So simply put, the Adobe Reader sandbox–much like the Google Chrome Sandbox–does not allow the attacker to install persistent malware or tamper with the user’s file system and thwarts the attacker from taking control of the user’s machine. This ties back to the design principle of least privilege: an exploit can possibly run within the application but cannot do anything malicious to the user’s machine because its access is completely blocked by the highly restrictive sandbox environment. In conclusion, this greatly reduces the attack surface of the Adobe Reader software application.


The sandbox’s reliance on the operating system means that it could potentially be subject to its flaws. Like the Google Chrome sandbox, the Adobe Reader Protected Mode sandbox leverages the Windows security model and the operating system security it provides. This intrinsic dependency means the sandbox cannot protect against weakness or bugs in the operating system itself. However, it can limit the severity of such flaws when code executes inside the sandbox, since the sandbox blocks many common attack vectors.

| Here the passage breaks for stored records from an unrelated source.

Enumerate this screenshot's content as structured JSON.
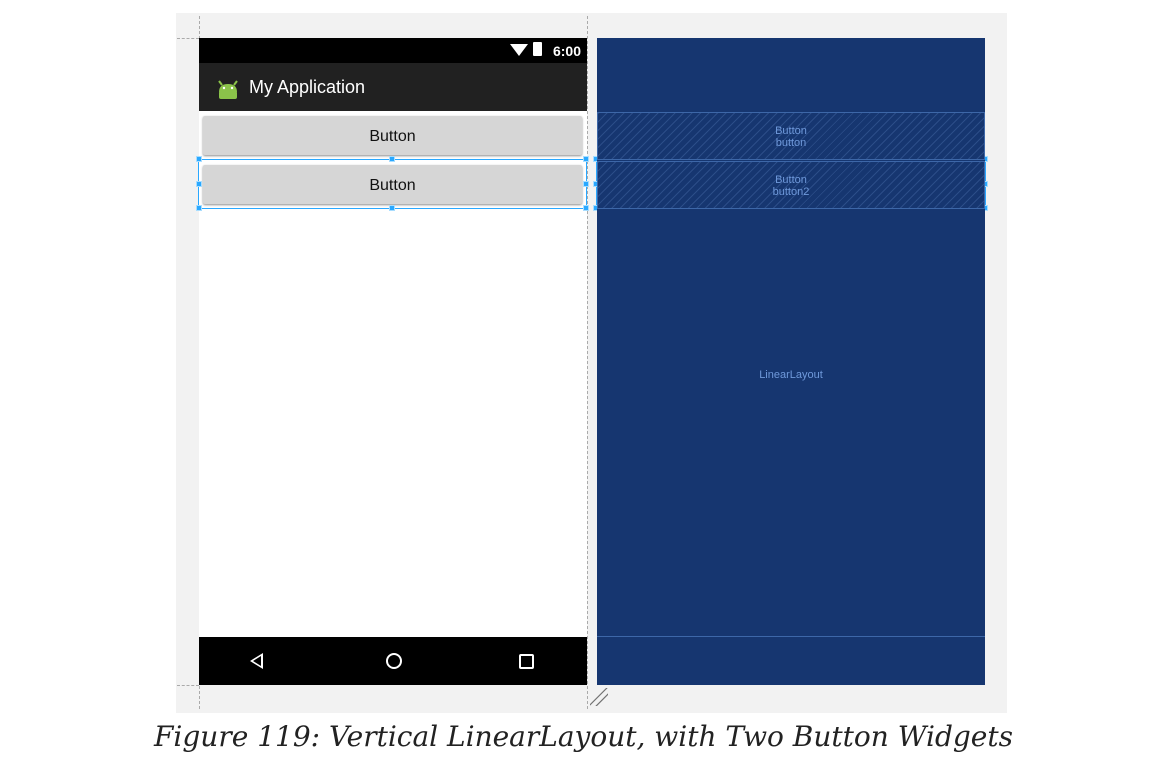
{
  "device": {
    "status_time": "6:00",
    "app_title": "My Application"
  },
  "preview": {
    "buttons": [
      {
        "label": "Button"
      },
      {
        "label": "Button"
      }
    ]
  },
  "blueprint": {
    "widgets": [
      {
        "type": "Button",
        "id": "button"
      },
      {
        "type": "Button",
        "id": "button2"
      }
    ],
    "container_label": "LinearLayout"
  },
  "caption": {
    "text": "Figure 119: Vertical LinearLayout, with Two Button Widgets"
  },
  "icons": {
    "status": [
      "wifi-icon",
      "battery-icon"
    ],
    "app": "android-icon",
    "navigation": [
      "back-icon",
      "home-icon",
      "recent-apps-icon"
    ],
    "resize": "resize-grip-icon"
  },
  "colors": {
    "selection": "#2aa8ff",
    "blueprint_background": "#163670",
    "blueprint_text": "#6f99db",
    "android_green": "#8bc34a"
  }
}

Our first version of sandboxing is not designed to protect against:

Unauthorized read access to the file system or registry. We plan to address this in a future release.

Network access. We are investigating ways to restrict network access in the future.

Reading and writing to the Clipboard

Insecure operating system configuration

The last ingredient for a Windows sandbox according to the Practical Windows Sandboxing recipe is to use a separate desktop for rendering the user interface (UI). We chose not to use a separate desktop due to the complexity of the change in how Adobe Reader renders its UI. Instead, we enumerated the attack vectors that sharing a desktop leads to, shatter attacks and SetWindowsHookEx DLL Injection attacks. These attack vectors were mitigated through alternative means, using low integrity and limits in the sandbox job object, which will be discussed in more detail in our next post.


This concludes the overview of the Adobe Reader Protected Mode sandbox architecture and limitations. In future posts, we will explore the sandbox process and the broker process in more detail, as well as their inter-process communication (IPC) mechanisms. Finally, we will comment on the security testing we use to validate the security of the Adobe Reader sandbox.

-Liz McQuarrie, Ashutosh Mehra, Suchit Mishra, Kyle Randolph, and Ben Rogers